Akin never seems to mention the fact that the number of civil lawsuits filed in Illinois has steadily declined since 2007, down nearly 25 percent. Instead he makes false claims that lawyers are filing “junk lawsuits” in an attempt to strike it rich. However, published statistics show injury lawsuits make up only 6 percent of all civil cases filed in state courts. Interestingly enough, it is his big industry and insurance company supporters who file most civil litigation, with nearly 70 percent of civil cases involving businesses suing other businesses or individuals over business disputes.
Business is thriving in Illinois and corporate profits are at record highs, even though many workers are not receiving their fair share of the growth they are helping create.
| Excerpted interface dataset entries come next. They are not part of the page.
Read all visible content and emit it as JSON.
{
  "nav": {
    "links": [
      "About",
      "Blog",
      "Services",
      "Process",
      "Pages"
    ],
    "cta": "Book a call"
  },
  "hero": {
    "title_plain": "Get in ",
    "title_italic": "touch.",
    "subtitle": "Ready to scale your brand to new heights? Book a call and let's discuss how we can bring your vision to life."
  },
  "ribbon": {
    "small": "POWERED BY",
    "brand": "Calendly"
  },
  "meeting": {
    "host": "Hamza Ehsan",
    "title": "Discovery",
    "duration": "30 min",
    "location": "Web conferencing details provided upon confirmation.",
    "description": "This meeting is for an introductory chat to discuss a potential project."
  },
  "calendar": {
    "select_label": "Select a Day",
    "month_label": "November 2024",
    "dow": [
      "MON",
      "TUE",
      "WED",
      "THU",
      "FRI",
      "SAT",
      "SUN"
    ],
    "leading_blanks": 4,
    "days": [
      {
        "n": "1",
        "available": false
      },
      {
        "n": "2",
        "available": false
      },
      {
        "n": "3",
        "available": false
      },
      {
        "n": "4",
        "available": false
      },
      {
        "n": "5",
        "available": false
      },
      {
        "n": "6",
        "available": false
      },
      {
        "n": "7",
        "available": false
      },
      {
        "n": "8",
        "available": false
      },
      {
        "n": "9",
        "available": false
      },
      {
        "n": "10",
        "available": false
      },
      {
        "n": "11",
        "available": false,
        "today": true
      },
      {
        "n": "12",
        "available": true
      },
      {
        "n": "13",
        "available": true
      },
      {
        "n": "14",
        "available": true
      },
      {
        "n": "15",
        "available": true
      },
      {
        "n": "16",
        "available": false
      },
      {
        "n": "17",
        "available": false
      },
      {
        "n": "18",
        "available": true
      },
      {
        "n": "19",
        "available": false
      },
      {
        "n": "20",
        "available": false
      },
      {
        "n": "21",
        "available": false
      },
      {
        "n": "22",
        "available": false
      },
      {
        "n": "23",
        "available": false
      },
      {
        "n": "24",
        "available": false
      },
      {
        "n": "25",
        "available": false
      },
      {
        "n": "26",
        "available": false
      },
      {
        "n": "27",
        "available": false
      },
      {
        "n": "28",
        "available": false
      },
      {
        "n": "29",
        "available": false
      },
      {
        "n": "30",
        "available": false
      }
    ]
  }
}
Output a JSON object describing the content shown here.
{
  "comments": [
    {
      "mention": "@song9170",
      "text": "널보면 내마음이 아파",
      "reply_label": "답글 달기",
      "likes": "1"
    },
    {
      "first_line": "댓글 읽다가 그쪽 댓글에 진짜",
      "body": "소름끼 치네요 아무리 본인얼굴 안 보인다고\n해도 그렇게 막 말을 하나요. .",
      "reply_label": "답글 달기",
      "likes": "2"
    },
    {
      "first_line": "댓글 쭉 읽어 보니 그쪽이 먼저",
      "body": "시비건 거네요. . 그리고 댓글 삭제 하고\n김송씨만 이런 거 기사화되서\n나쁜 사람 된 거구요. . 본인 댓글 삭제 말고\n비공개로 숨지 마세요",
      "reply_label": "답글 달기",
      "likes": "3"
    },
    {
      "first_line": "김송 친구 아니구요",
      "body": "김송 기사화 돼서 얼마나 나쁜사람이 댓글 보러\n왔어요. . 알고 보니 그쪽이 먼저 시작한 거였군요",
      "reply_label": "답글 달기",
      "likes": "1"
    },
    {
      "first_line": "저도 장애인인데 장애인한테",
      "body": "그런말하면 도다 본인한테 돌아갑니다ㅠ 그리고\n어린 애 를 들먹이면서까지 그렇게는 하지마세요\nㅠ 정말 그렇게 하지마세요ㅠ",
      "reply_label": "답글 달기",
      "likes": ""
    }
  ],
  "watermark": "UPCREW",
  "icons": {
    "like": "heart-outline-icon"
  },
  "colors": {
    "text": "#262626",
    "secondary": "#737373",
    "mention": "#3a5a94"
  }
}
Just look at the number of major corporations that call this state home – 33 of the nation’s largest companies on the Fortune 500 list are located in Illinois.
A survey done by Career Builder shows that Illinois ranks third in the nation for net growth in private sector businesses from 2009 to 2012 and that our state accounted for 14 percent of all net new establishments in the United States.
A 2012 survey conducted by the National Federation of Independent Business ranked lawsuits as 71st among the 75 issues that small businesses find important. Taxes, energy prices, and the cost of labor are far more important factors for a company deciding where to locate.
As the NFIB survey makes clear, businesses are not concerned about “junk lawsuits;” what they fear are meritorious ones – actions brought by citizens against entities injuring people, producing unsafe products, polluting, swindling the public, or otherwise acting irresponsibly.
Our civil justice system is essential in holding reckless drivers, polluters, careless professionals and negligent companies responsible for the injuries they cause. Akin’s true goal, when he is unmasked as a lobbyist for big industry and insurance companies, is to deny citizens access to the courts that their tax dollars fund. The “profits before people” mentality of Akin and his wealthy backers cannot be allowed to diminish the rights of the public who deserve a level playing field in our courts against such special interest groups.
John D. Cooney is President of the Illinois Trial Lawyers Association.